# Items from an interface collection
---

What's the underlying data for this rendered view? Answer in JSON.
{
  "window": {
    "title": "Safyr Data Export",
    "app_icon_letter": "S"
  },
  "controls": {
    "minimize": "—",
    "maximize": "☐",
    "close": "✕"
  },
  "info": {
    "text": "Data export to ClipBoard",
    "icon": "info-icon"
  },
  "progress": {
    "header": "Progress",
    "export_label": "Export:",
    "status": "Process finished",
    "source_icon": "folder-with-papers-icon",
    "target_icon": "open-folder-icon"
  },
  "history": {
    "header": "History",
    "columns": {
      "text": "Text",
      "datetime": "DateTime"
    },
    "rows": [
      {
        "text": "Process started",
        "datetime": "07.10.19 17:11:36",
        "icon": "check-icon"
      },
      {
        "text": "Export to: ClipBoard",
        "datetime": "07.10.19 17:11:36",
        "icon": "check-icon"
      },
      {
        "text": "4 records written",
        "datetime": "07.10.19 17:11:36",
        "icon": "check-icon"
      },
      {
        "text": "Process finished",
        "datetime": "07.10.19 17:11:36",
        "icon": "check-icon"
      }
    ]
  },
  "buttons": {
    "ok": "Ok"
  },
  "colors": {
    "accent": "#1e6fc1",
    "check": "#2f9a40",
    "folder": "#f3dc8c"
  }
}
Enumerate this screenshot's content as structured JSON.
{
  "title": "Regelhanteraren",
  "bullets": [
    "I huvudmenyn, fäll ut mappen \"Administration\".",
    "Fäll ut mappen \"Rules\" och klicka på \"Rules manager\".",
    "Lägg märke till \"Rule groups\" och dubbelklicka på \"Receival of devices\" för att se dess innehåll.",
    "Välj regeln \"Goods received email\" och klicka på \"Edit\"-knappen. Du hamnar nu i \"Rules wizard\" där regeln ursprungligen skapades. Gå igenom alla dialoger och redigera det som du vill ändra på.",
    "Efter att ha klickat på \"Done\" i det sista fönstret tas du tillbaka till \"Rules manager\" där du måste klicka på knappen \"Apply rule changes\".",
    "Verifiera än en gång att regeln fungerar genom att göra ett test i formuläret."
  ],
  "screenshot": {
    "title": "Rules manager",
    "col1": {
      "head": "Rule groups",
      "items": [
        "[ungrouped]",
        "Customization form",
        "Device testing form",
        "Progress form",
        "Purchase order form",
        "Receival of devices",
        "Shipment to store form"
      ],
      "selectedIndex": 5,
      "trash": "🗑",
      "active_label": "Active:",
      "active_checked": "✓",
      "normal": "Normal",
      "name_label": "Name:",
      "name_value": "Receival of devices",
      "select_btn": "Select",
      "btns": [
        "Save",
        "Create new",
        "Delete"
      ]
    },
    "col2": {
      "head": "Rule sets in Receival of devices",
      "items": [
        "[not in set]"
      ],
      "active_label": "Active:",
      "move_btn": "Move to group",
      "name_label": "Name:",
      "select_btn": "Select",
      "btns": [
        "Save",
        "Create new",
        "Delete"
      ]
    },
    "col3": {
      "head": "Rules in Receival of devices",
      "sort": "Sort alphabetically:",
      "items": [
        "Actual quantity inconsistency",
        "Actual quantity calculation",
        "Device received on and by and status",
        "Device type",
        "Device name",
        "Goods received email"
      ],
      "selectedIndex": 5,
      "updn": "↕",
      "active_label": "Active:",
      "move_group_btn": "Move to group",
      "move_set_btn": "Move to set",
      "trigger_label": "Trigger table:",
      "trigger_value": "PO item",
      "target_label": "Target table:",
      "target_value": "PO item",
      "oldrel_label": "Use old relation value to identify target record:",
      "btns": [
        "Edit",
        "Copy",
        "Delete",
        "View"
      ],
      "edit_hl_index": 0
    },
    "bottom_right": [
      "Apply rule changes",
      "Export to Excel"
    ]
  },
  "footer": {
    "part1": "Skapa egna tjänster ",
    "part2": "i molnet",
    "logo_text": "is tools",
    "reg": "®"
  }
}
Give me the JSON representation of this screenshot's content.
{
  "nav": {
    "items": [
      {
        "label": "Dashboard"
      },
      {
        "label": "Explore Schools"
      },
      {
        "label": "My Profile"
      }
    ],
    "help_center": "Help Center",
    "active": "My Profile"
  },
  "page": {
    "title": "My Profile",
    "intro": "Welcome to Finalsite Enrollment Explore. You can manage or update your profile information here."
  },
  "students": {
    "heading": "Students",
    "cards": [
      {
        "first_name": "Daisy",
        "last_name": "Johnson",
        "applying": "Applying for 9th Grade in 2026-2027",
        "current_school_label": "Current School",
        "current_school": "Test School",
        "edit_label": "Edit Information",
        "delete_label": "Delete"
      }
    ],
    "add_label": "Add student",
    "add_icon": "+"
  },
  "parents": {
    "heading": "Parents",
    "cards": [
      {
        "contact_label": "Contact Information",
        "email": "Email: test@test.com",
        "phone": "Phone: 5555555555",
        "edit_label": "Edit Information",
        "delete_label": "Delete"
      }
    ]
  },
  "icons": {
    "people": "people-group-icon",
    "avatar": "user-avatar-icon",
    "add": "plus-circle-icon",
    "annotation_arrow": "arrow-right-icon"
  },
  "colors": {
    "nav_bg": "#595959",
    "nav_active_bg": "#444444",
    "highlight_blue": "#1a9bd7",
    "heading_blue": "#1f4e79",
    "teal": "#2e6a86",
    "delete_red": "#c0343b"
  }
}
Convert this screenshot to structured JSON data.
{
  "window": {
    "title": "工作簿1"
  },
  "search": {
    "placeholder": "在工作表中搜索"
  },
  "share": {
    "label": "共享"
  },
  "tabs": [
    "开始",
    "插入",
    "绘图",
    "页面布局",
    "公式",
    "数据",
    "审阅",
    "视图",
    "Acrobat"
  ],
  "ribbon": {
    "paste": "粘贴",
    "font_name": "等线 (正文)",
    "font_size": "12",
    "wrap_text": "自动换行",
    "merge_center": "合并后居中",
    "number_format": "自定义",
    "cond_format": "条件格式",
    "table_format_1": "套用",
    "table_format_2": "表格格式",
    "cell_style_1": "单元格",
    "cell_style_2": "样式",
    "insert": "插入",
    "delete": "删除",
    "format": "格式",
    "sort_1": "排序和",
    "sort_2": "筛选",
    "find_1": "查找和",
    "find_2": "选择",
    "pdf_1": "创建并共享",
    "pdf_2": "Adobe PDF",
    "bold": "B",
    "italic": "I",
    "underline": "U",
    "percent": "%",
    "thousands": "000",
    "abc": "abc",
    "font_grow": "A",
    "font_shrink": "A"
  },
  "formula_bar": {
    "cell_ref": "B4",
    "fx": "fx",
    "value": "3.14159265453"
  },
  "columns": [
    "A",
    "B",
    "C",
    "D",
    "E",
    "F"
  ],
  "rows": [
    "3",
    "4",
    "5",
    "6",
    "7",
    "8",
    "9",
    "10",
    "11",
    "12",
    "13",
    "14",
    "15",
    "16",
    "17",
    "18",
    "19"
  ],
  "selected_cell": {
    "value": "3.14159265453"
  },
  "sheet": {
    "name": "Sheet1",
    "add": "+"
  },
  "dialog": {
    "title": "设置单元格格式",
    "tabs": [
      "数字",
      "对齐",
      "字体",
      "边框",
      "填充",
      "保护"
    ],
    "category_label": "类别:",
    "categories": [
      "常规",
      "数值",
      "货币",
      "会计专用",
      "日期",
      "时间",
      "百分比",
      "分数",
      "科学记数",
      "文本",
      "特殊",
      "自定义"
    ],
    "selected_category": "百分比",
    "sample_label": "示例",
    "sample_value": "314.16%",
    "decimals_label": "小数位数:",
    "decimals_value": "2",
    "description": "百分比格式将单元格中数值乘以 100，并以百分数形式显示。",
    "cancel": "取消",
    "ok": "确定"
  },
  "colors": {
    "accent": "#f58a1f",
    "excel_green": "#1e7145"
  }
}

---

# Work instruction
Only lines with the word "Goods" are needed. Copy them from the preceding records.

# Task response
    "Välj regeln \"Goods received email\" och klicka på \"Edit\"-knappen. Du hamnar nu i \"Rules wizard\" där regeln ursprungligen skapades. Gå igenom alla dialoger och redigera det som du vill ändra på.",
        "Goods received email"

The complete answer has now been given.